Richard Lederer, in Literary Trivia, wonders if you know your names? Sometimes the "title character" isn't named in the title. What are the actual names for these "title characters?"
The Hunchback of Notre Dame, by Victor Hugo.
A Man for All Seasons, by Robert Bolt.
The Pathfinder by James Fenimore Cooper.
The Three Musketeers by Alexandre Dumas. (Bonus question - what was the fourth musketeer's name?)
Here's the answer to last week's trivia question:
(Also from Richard Lederer's Literary Trivia)
What is the folly in Joseph Conrad's Almayer's Folly?
Here the folly is the house. In architecture, a folly is often used to indicate "An extravagant, frivolous or fanciful building, designed more for artistic expression than for practicality."
What does wuthering mean in Emily Bronte's Wuthering Heights?
Wuthering is the sound that wind makes in trees.
In Robert Browning's "The Pied Piper of Hamelin" and Gerard Manley Hopkins' "Pied Beauty", what does pied mean?
In this context, pied means "multicolored" or "blotched". It can indicate "motley", like the brightly colored clothing jesters wear, or similar to calico.
In Arthur Conan Doyle's "The Five Orange Pips," what are pips?

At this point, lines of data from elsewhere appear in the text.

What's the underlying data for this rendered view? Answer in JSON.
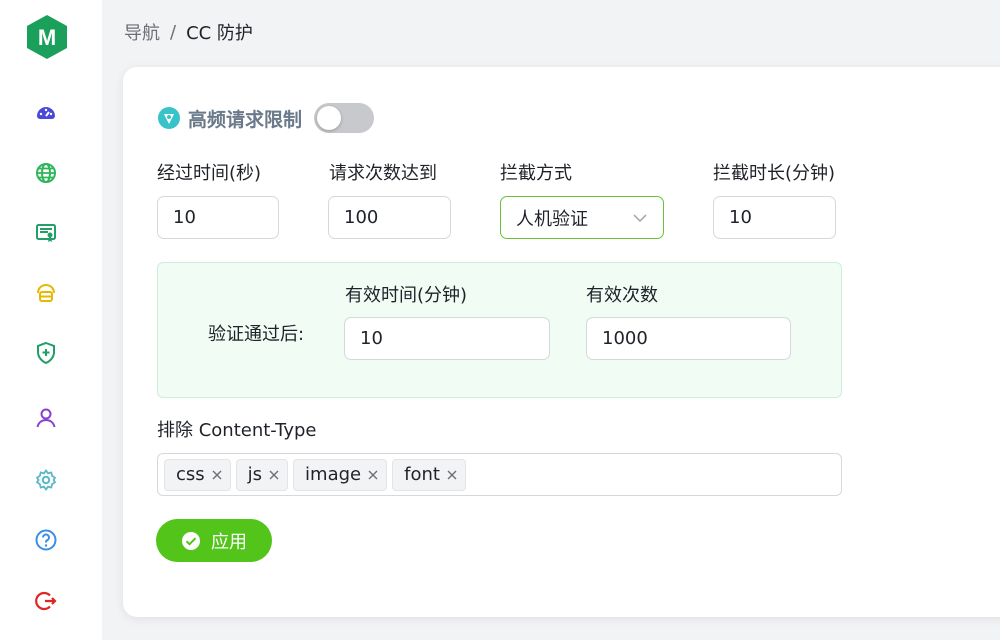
{
  "colors": {
    "accent": "#52c41a",
    "active_border": "#67c23a",
    "panel_bg": "#f0fcf4",
    "logo": "#1aa05a"
  },
  "sidebar": {
    "logo_letter": "M",
    "items": [
      {
        "icon": "dashboard-icon",
        "color": "#4a4ad8"
      },
      {
        "icon": "globe-icon",
        "color": "#2fb55a"
      },
      {
        "icon": "certificate-icon",
        "color": "#23a06a"
      },
      {
        "icon": "database-icon",
        "color": "#e6b800"
      },
      {
        "icon": "shield-plus-icon",
        "color": "#1f9e6a"
      },
      {
        "icon": "user-icon",
        "color": "#8a3fd1"
      },
      {
        "icon": "gear-icon",
        "color": "#5ab8c8"
      },
      {
        "icon": "help-icon",
        "color": "#3a8ee6"
      },
      {
        "icon": "logout-icon",
        "color": "#e02424"
      }
    ]
  },
  "breadcrumb": {
    "parent": "导航",
    "separator": "/",
    "current": "CC 防护"
  },
  "section": {
    "title": "高频请求限制",
    "enabled": false
  },
  "fields": {
    "elapsed_label": "经过时间(秒)",
    "elapsed_value": "10",
    "count_label": "请求次数达到",
    "count_value": "100",
    "block_method_label": "拦截方式",
    "block_method_value": "人机验证",
    "block_duration_label": "拦截时长(分钟)",
    "block_duration_value": "10"
  },
  "verify": {
    "after_label": "验证通过后:",
    "valid_time_label": "有效时间(分钟)",
    "valid_time_value": "10",
    "valid_count_label": "有效次数",
    "valid_count_value": "1000"
  },
  "exclude": {
    "label": "排除 Content-Type",
    "tags": [
      "css",
      "js",
      "image",
      "font"
    ]
  },
  "apply_label": "应用"
}
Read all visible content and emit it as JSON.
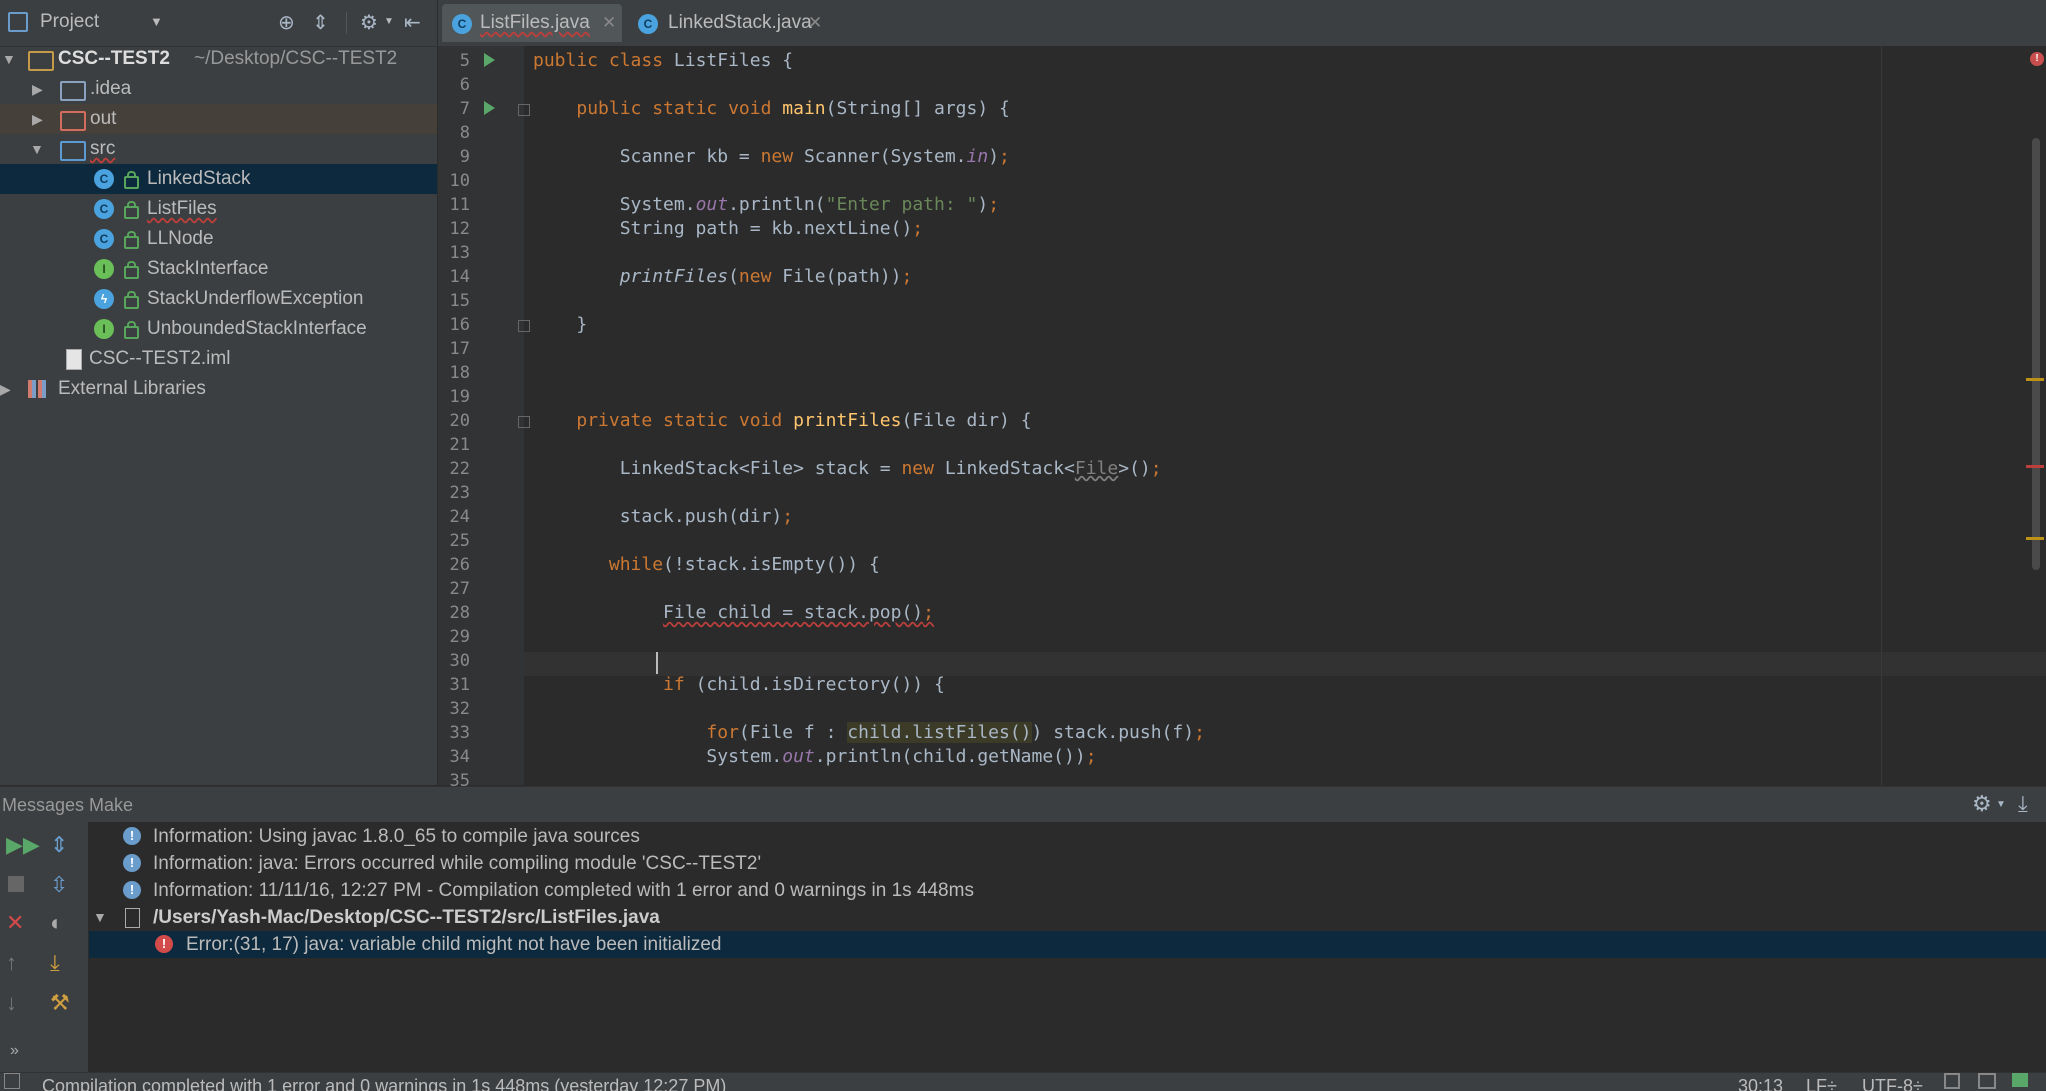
{
  "project_panel": {
    "title": "Project",
    "root": {
      "name": "CSC--TEST2",
      "path": "~/Desktop/CSC--TEST2"
    },
    "items": [
      {
        "label": ".idea"
      },
      {
        "label": "out"
      },
      {
        "label": "src"
      },
      {
        "label": "LinkedStack"
      },
      {
        "label": "ListFiles"
      },
      {
        "label": "LLNode"
      },
      {
        "label": "StackInterface"
      },
      {
        "label": "StackUnderflowException"
      },
      {
        "label": "UnboundedStackInterface"
      },
      {
        "label": "CSC--TEST2.iml"
      },
      {
        "label": "External Libraries"
      }
    ]
  },
  "editor": {
    "tabs": [
      {
        "label": "ListFiles.java"
      },
      {
        "label": "LinkedStack.java"
      }
    ],
    "line_numbers": [
      "5",
      "6",
      "7",
      "8",
      "9",
      "10",
      "11",
      "12",
      "13",
      "14",
      "15",
      "16",
      "17",
      "18",
      "19",
      "20",
      "21",
      "22",
      "23",
      "24",
      "25",
      "26",
      "27",
      "28",
      "29",
      "30",
      "31",
      "32",
      "33",
      "34",
      "35"
    ]
  },
  "messages": {
    "title": "Messages Make",
    "rows": [
      "Information: Using javac 1.8.0_65 to compile java sources",
      "Information: java: Errors occurred while compiling module 'CSC--TEST2'",
      "Information: 11/11/16, 12:27 PM - Compilation completed with 1 error and 0 warnings in 1s 448ms",
      "/Users/Yash-Mac/Desktop/CSC--TEST2/src/ListFiles.java",
      "Error:(31, 17)  java: variable child might not have been initialized"
    ]
  },
  "status_bar": {
    "message": "Compilation completed with 1 error and 0 warnings in 1s 448ms (yesterday 12:27 PM)",
    "position": "30:13",
    "line_sep": "LF÷",
    "encoding": "UTF-8÷"
  }
}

Pip can mean a lot of different things, but in this context, it means Seeds.